By William H. Apfel, CFA
From the Summer 2015 Edition of Values
Climate change is the world’s foremost environmental challenge. Failure to reverse the untoward course of our carbon fuel-hungry global economy will lead inexorably to devastating consequences both forecast and unforeseen.
Along with our clients, we at Walden are committed to using our voice to foster action on this issue. At the center of our work is a call to the companies in which we invest to develop robust, thoroughly benchmarked programs to meet the greenhouse gas emissions goal recommended by the Intergovernmental Panel on Climate Change (IPCC). We thus urge every company to reduce emissions by 55 percent globally by 2050—a figure deemed the minimum to divert the planet from its current, unsustainable path. We are pleased to have gained commitments from a number of leading corporations. We hope these will be emulated as our campaign gains steam.
Many Walden clients have also chosen to bring attention to this issue by joining the movement, inspired by Bill McKibben’s 350. org, to divest of all fossil fuel companies. The divestment movement has been joined by college students, religious organizations, progressive nonprofits, and other concerned institutions and individuals. It has forced investors of all stripes to consider the destructive consequences of burning the carbon assets that these companies own, and raises stark questions: Should ethical investors continue to invest in businesses that benefit from destruction that is woven into their very business model? Ethics aside, if the business of fossil fuel companies is to generate profits by burning assets that contribute to climate change, do such companies have a business model that can survive in a world that confronts this challenge?
While celebrating the achievements of the divestment movement, and joining efforts to urge companies to set ambitious goals for reducing their greenhouse gas emissions, many Walden clients choose to engage with fossil fuel companies, using their ownership standing to give public voice to their concerns. We equally applaud this approach and work closely with clients to craft effective engagement strategies. Why engage with companies whose operations are at the center of the climate change problem? We know that fossil fuels will be the main energy source for the global economy for years to come. Having a voice in the oversight of these businesses makes it possible to influence their practices and their role in public policy. Investors have already demanded that fossil fuel companies recognize the risk of climate change and support regulatory and tax measures that will put the global economy on a sustainable path.

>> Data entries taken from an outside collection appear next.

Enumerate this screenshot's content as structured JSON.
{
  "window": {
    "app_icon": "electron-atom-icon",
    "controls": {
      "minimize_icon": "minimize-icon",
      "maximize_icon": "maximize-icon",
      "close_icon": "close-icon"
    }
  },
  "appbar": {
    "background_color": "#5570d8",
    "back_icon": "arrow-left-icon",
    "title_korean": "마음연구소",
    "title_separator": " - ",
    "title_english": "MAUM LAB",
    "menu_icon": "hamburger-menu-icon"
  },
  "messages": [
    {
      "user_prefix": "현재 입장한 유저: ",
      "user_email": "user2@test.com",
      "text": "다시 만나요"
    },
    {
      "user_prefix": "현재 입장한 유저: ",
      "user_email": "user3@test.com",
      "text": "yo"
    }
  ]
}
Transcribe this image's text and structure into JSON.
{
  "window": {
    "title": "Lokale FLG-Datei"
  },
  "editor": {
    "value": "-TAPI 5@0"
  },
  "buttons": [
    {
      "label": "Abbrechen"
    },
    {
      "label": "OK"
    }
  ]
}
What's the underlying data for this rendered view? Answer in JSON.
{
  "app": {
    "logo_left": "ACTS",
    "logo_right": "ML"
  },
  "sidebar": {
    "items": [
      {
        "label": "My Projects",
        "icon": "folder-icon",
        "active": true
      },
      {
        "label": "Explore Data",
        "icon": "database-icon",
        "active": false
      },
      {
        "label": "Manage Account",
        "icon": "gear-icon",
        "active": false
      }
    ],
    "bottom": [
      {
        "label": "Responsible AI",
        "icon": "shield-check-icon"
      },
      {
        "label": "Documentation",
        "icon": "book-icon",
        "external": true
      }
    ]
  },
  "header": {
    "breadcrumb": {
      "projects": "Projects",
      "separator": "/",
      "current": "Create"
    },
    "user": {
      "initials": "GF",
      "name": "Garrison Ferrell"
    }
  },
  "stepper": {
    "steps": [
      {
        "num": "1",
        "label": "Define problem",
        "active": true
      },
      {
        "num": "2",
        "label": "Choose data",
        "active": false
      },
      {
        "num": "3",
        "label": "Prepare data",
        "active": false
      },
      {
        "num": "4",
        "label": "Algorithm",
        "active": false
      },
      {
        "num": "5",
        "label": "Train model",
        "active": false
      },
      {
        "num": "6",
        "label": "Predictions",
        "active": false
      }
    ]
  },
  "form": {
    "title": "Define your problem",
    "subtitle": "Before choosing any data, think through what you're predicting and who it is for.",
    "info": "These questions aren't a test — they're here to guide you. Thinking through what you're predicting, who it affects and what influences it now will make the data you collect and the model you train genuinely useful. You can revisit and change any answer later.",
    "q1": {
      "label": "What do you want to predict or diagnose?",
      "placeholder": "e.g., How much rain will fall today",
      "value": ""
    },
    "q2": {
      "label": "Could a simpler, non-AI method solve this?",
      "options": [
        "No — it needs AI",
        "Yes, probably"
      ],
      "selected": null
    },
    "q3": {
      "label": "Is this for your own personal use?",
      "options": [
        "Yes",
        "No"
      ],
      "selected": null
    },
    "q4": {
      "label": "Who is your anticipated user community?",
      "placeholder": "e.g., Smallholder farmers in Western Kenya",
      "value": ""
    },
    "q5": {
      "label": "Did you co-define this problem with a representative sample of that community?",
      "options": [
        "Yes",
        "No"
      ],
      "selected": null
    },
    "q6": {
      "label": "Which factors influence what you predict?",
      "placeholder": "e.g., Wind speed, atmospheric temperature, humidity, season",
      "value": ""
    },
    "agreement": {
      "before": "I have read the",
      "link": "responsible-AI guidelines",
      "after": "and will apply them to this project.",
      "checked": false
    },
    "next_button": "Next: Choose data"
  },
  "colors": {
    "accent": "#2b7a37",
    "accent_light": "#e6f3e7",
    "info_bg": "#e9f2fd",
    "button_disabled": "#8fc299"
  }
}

These efforts have had some success. Climate change denial is no longer in vogue among leading fossil fuel producers. Better disclosure on political spending and lobbying, demanded by concerned investors, can help reduce the influence of big oil on the political process. If all concerned investors were to give up this “seat at the table”, who then would advocate for these better practices? And while climate change is the paramount issue, Walden and other shareholder advocates have successfully engaged fossil fuel companies on a range of other concerns, from monitoring and reducing their own emissions and toxic wastes, to how they engage with indigenous populations, mitigate land use impacts, or operate in fragile ecologies.
Achieving the 2050 goal set by the IPCC in reducing greenhouse gas emissions will not be easy. Progress thus far has been modest and halting. Enforceable global agreements will be required, and these must include substantial changes in regulatory, trade, and tax policy. Investors, we believe, can play a critical role. By raising our voices together, whether through divestment, engagement, or by directly advocating changes in public policy, we can make a difference.